Source data:

<<<<

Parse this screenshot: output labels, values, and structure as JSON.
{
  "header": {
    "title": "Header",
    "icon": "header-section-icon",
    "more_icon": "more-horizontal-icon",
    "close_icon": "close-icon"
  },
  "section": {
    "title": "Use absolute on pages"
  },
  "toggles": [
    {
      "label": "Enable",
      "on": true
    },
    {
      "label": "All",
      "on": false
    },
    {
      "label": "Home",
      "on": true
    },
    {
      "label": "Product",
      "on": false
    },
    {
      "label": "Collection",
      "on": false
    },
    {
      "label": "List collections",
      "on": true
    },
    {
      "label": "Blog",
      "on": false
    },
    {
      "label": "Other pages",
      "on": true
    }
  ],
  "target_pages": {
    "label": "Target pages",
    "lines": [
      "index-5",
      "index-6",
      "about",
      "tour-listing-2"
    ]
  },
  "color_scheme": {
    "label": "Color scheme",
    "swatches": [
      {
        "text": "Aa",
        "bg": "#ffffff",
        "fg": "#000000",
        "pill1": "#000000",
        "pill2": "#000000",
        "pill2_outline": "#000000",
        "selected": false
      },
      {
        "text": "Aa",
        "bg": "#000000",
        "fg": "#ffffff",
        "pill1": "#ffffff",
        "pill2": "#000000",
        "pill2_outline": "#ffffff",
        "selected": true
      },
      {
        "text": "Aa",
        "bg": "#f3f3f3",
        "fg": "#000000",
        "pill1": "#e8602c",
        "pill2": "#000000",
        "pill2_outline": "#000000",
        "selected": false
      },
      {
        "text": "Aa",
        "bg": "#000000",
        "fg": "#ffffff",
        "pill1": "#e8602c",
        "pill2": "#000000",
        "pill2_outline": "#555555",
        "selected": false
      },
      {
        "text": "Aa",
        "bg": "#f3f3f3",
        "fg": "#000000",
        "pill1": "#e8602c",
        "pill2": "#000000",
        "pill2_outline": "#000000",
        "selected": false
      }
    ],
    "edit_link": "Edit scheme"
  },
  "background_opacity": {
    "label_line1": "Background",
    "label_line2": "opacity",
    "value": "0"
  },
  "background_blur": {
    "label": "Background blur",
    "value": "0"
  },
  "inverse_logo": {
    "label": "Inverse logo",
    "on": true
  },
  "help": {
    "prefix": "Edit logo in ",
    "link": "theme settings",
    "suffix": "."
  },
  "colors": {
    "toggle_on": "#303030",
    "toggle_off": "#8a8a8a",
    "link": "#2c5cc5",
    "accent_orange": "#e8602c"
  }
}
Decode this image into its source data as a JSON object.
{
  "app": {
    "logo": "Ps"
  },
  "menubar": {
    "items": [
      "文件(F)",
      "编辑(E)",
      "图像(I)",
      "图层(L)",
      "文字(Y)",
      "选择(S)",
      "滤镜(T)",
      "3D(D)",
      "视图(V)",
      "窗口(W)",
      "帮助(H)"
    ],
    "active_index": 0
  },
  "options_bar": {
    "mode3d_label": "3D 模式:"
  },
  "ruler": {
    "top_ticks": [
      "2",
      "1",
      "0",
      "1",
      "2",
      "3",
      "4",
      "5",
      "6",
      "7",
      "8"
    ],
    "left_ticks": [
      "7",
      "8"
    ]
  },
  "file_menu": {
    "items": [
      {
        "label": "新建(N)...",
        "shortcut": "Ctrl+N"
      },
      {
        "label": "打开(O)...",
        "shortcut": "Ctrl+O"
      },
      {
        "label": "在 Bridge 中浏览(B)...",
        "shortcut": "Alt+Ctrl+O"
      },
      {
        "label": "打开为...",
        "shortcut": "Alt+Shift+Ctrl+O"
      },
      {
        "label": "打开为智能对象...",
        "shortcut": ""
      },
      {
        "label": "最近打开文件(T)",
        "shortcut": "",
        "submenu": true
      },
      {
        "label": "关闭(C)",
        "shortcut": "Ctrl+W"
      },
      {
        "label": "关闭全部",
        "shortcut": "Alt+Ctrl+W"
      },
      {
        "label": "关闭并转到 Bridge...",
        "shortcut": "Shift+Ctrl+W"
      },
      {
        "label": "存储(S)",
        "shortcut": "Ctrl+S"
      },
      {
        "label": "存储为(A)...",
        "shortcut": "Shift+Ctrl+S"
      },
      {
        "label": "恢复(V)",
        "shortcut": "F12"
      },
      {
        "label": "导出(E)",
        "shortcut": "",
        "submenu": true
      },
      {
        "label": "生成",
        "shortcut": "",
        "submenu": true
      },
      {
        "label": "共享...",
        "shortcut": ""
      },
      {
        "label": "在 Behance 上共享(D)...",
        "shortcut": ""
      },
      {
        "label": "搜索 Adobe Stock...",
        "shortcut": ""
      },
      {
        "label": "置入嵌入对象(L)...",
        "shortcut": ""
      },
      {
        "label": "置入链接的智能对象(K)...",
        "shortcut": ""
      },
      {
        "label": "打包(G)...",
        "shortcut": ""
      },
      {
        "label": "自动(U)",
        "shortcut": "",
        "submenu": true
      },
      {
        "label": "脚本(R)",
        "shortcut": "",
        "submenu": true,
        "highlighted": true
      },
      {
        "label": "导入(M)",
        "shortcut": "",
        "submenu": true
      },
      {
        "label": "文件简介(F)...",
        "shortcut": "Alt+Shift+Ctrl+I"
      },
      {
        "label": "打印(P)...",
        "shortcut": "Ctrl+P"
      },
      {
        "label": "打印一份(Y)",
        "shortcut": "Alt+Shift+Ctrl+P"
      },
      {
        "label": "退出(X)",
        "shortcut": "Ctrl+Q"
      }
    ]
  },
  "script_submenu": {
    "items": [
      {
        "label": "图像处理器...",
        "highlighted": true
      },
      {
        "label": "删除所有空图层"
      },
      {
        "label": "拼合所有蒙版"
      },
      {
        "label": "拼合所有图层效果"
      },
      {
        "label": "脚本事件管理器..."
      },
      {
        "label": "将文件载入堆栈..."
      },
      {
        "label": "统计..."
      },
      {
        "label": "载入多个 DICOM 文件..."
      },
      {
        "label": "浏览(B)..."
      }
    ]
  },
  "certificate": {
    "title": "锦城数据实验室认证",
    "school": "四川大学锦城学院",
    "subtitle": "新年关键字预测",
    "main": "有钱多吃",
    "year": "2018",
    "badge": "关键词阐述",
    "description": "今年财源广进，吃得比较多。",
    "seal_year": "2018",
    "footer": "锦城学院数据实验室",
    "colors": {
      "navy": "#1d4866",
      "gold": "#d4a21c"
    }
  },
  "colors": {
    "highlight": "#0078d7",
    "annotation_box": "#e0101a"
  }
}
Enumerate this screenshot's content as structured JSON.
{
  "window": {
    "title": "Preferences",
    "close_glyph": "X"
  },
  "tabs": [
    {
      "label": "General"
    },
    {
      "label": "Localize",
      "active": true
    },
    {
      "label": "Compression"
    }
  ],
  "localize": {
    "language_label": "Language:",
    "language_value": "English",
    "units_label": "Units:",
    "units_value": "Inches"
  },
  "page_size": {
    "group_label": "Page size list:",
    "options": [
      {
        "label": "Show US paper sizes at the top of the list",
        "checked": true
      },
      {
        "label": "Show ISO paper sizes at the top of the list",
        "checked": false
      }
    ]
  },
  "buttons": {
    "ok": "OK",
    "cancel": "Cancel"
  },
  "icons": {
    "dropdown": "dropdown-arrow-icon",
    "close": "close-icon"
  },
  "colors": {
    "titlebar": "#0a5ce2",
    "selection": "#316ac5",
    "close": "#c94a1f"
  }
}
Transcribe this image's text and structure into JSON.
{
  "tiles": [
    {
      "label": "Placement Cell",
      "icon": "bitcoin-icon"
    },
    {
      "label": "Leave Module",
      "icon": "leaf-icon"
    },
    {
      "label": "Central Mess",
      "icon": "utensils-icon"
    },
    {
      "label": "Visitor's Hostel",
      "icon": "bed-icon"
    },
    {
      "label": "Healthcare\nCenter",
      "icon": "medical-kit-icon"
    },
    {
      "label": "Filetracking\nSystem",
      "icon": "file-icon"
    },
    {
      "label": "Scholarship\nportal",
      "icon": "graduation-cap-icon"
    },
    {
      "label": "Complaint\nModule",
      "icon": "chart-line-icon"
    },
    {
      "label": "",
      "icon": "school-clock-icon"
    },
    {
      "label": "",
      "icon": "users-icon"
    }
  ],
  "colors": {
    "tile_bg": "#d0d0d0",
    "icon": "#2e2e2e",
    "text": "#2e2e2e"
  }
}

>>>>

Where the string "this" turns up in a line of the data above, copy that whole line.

Parse this screenshot: output labels, values, and structure as JSON.
Decode this image into its source data as a JSON object.
Enumerate this screenshot's content as structured JSON.
Transcribe this image's text and structure into JSON.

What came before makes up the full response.